August 10, 2017
Human Services

DHHS appreciates the time OIG spent; however, ultimately the report does not present an accurate picture of the system of protection for individuals with intellectual disabilities and autism today.

The Federal HHS Office of Inspector General did an audit of the Maine DHHS reportable events ("critical incidents") system for individuals with intellectual disabilities and autism for the period of January 2013 through June 2015. The audit report also includes comments on hospitals, providers, and other caregivers who provide services to individuals with intellectual disabilities and autism. The report largely mirrors the OIG's audit reports that were recently released in Massachusetts and Connecticut.

It is important to note that the report provides an historical look rather than evaluating practices as they are today.

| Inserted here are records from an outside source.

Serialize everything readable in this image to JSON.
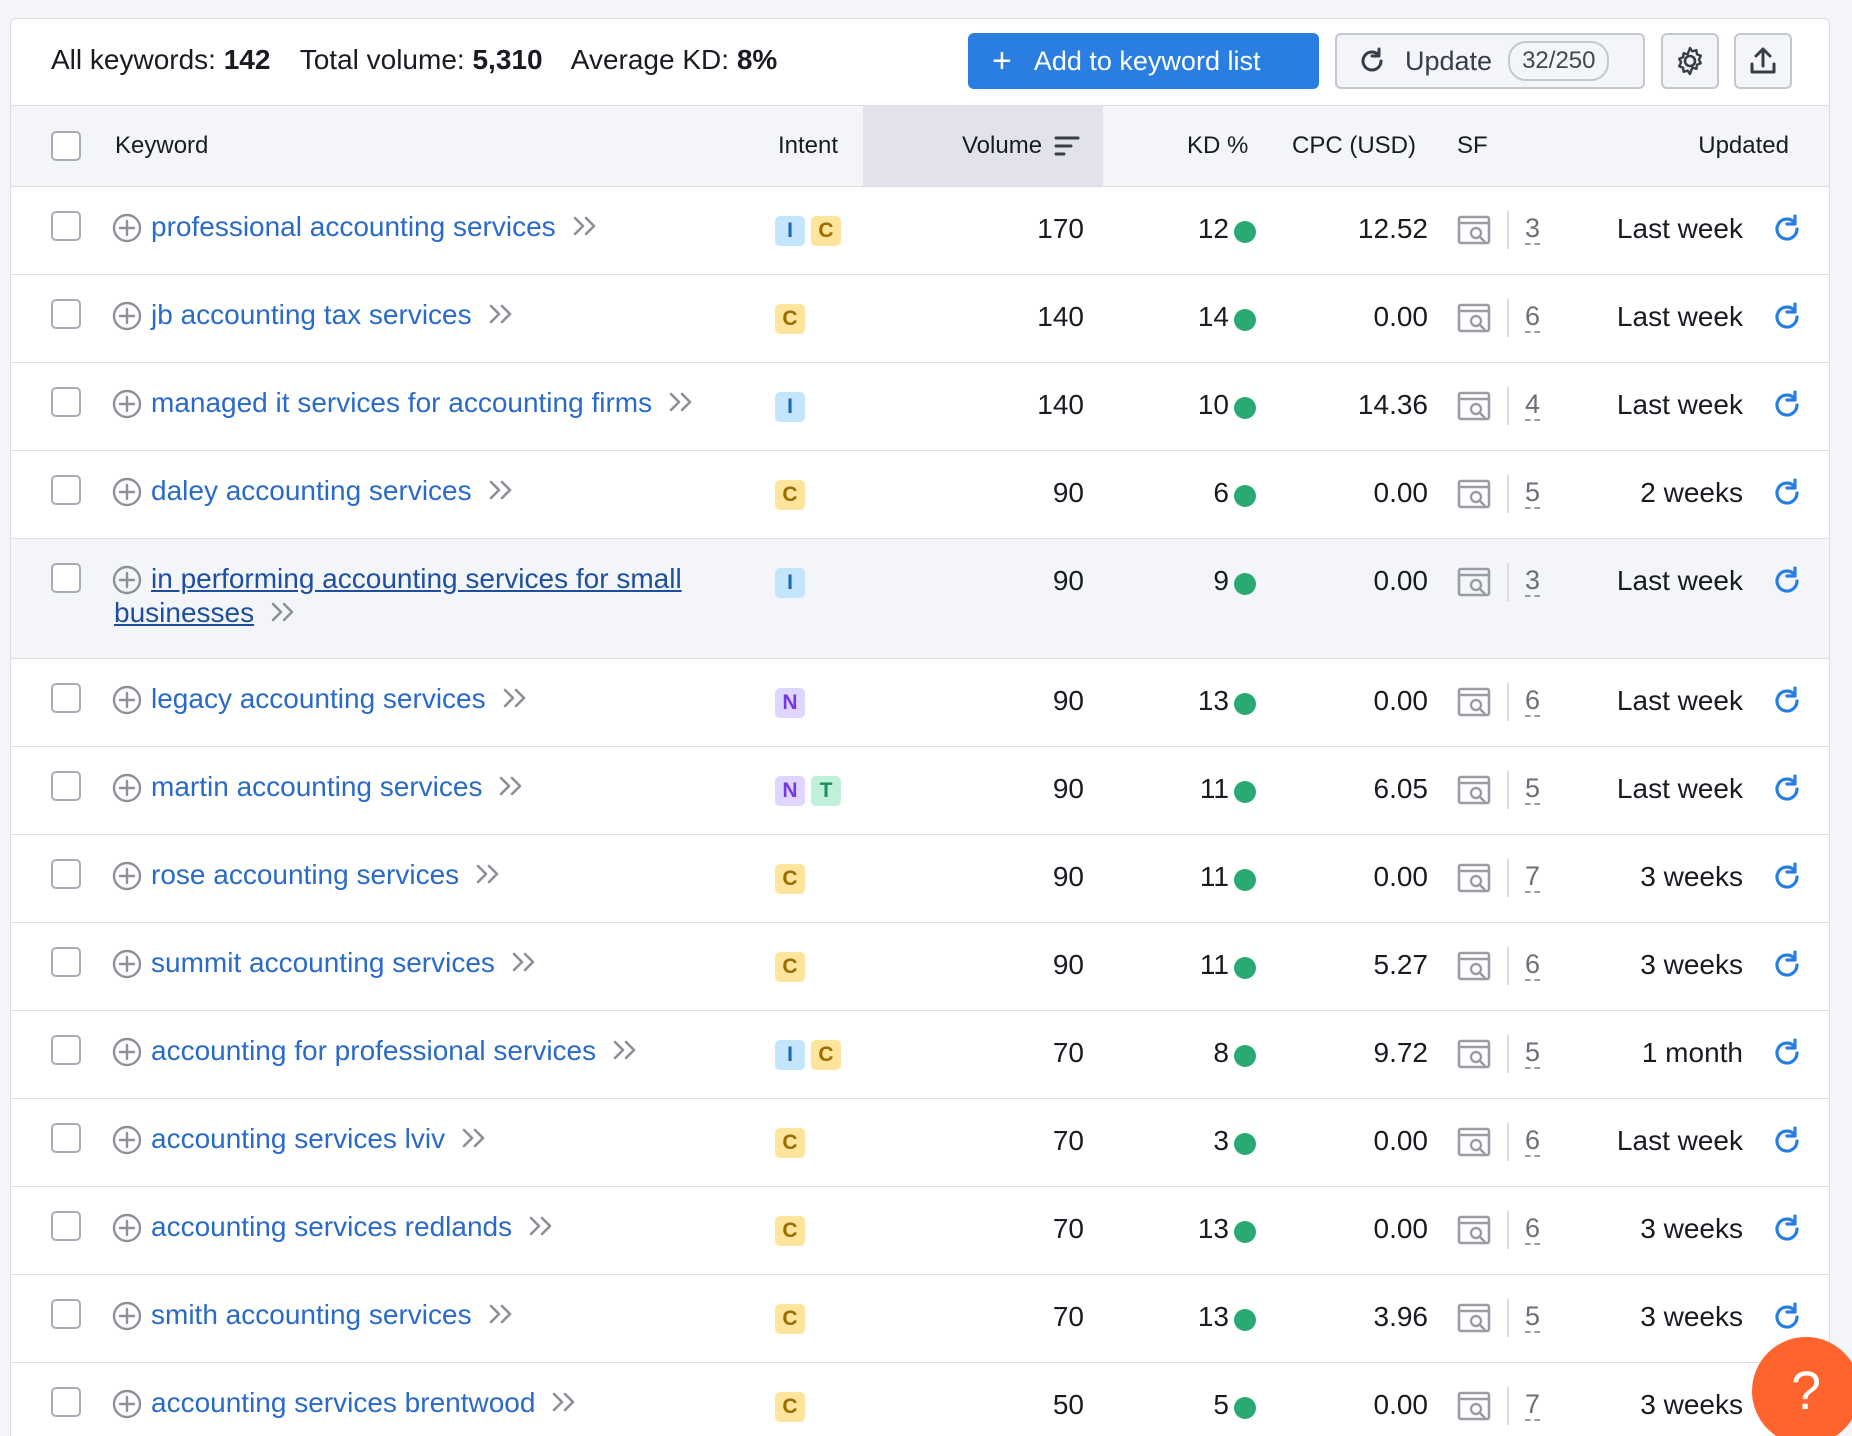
{
  "summary": {
    "all_keywords_label": "All keywords:",
    "all_keywords_value": "142",
    "total_volume_label": "Total volume:",
    "total_volume_value": "5,310",
    "avg_kd_label": "Average KD:",
    "avg_kd_value": "8%"
  },
  "toolbar": {
    "add_label": "Add to keyword list",
    "update_label": "Update",
    "update_count": "32/250",
    "settings_icon": "gear-icon",
    "export_icon": "export-icon"
  },
  "columns": {
    "keyword": "Keyword",
    "intent": "Intent",
    "volume": "Volume",
    "kd": "KD %",
    "cpc": "CPC (USD)",
    "sf": "SF",
    "updated": "Updated"
  },
  "rows": [
    {
      "keyword": "professional accounting services",
      "intent": [
        "I",
        "C"
      ],
      "volume": "170",
      "kd": "12",
      "cpc": "12.52",
      "sf": "3",
      "updated": "Last week"
    },
    {
      "keyword": "jb accounting tax services",
      "intent": [
        "C"
      ],
      "volume": "140",
      "kd": "14",
      "cpc": "0.00",
      "sf": "6",
      "updated": "Last week"
    },
    {
      "keyword": "managed it services for accounting firms",
      "intent": [
        "I"
      ],
      "volume": "140",
      "kd": "10",
      "cpc": "14.36",
      "sf": "4",
      "updated": "Last week"
    },
    {
      "keyword": "daley accounting services",
      "intent": [
        "C"
      ],
      "volume": "90",
      "kd": "6",
      "cpc": "0.00",
      "sf": "5",
      "updated": "2 weeks"
    },
    {
      "keyword": "in performing accounting services for small businesses",
      "intent": [
        "I"
      ],
      "volume": "90",
      "kd": "9",
      "cpc": "0.00",
      "sf": "3",
      "updated": "Last week"
    },
    {
      "keyword": "legacy accounting services",
      "intent": [
        "N"
      ],
      "volume": "90",
      "kd": "13",
      "cpc": "0.00",
      "sf": "6",
      "updated": "Last week"
    },
    {
      "keyword": "martin accounting services",
      "intent": [
        "N",
        "T"
      ],
      "volume": "90",
      "kd": "11",
      "cpc": "6.05",
      "sf": "5",
      "updated": "Last week"
    },
    {
      "keyword": "rose accounting services",
      "intent": [
        "C"
      ],
      "volume": "90",
      "kd": "11",
      "cpc": "0.00",
      "sf": "7",
      "updated": "3 weeks"
    },
    {
      "keyword": "summit accounting services",
      "intent": [
        "C"
      ],
      "volume": "90",
      "kd": "11",
      "cpc": "5.27",
      "sf": "6",
      "updated": "3 weeks"
    },
    {
      "keyword": "accounting for professional services",
      "intent": [
        "I",
        "C"
      ],
      "volume": "70",
      "kd": "8",
      "cpc": "9.72",
      "sf": "5",
      "updated": "1 month"
    },
    {
      "keyword": "accounting services lviv",
      "intent": [
        "C"
      ],
      "volume": "70",
      "kd": "3",
      "cpc": "0.00",
      "sf": "6",
      "updated": "Last week"
    },
    {
      "keyword": "accounting services redlands",
      "intent": [
        "C"
      ],
      "volume": "70",
      "kd": "13",
      "cpc": "0.00",
      "sf": "6",
      "updated": "3 weeks"
    },
    {
      "keyword": "smith accounting services",
      "intent": [
        "C"
      ],
      "volume": "70",
      "kd": "13",
      "cpc": "3.96",
      "sf": "5",
      "updated": "3 weeks"
    },
    {
      "keyword": "accounting services brentwood",
      "intent": [
        "C"
      ],
      "volume": "50",
      "kd": "5",
      "cpc": "0.00",
      "sf": "7",
      "updated": "3 weeks"
    }
  ],
  "colors": {
    "accent": "#2a7de1",
    "link": "#2a6ac8",
    "kd_easy": "#2aaa73",
    "help": "#ff642d"
  },
  "help": {
    "label": "?"
  }
}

The audit period includes a time of significant transition after DHHS merged the Office of Elder Services (OES) and the Office of Cognitive and Physical Disability Services (OACPDS), to create the Office of Aging and Disability (OADS). The Department recognizes that issues identified by OIG did exist during this transitional phase, many of which were discovered prior to the time of this audit and have been addressed by the Department. We are proud that we have successfully made improvements since the audit period.

DHHS appreciates the time OIG spent; however, ultimately the report does not present an accurate picture of the system of protection for individuals with intellectual disabilities and autism today. The report inaccurately suggests that currently DHHS and providers who serve individuals with intellectual disabilities and autism are failing to protect vulnerable individuals in Maine. It is unfortunate that this OIG audit focuses on a small fraction of selective data and fails to evaluate the bigger picture of care and services. The Department expressed to OIG that this is a complex system with many programs working together to assist and protect a vulnerable population and that the OIG's approach did not capture all of the necessary data. The Department also suggested that the OIG consult with medical professionals to better understand some important areas of concern. Because the OIG narrowly focused on a subset of data, the conclusions drawn in the report are, in many ways, incomplete.

Additionally, the Reportable Events (critical incidents) rule requires that providers perform administrative reviews of certain critical incidents. The Department did not instruct providers otherwise. During the audit period the Department did not collect administrative reviews from providers. Please note that, under the Reportable Events rule, providers are required to perform administrative reviews of critical incidents other than incidents involving alleged abuse, neglect, or exploitation, which are handled through Adult Protective Services to avoid any conflict of interest in the investigation process.

DHHS is committed to continuously evaluating and improving practices to better serve our neediest and most vulnerable populations, regardless of whether an audit is occurring or not. In no way should this report tarnish the dedication of so many individuals who work across the state to provide critical services to those who need them.

Please note that the Department's full response to the audit report, which was provided by the OIG in draft form, is included in the final section of the OIG's audit report and available for download (*PDF).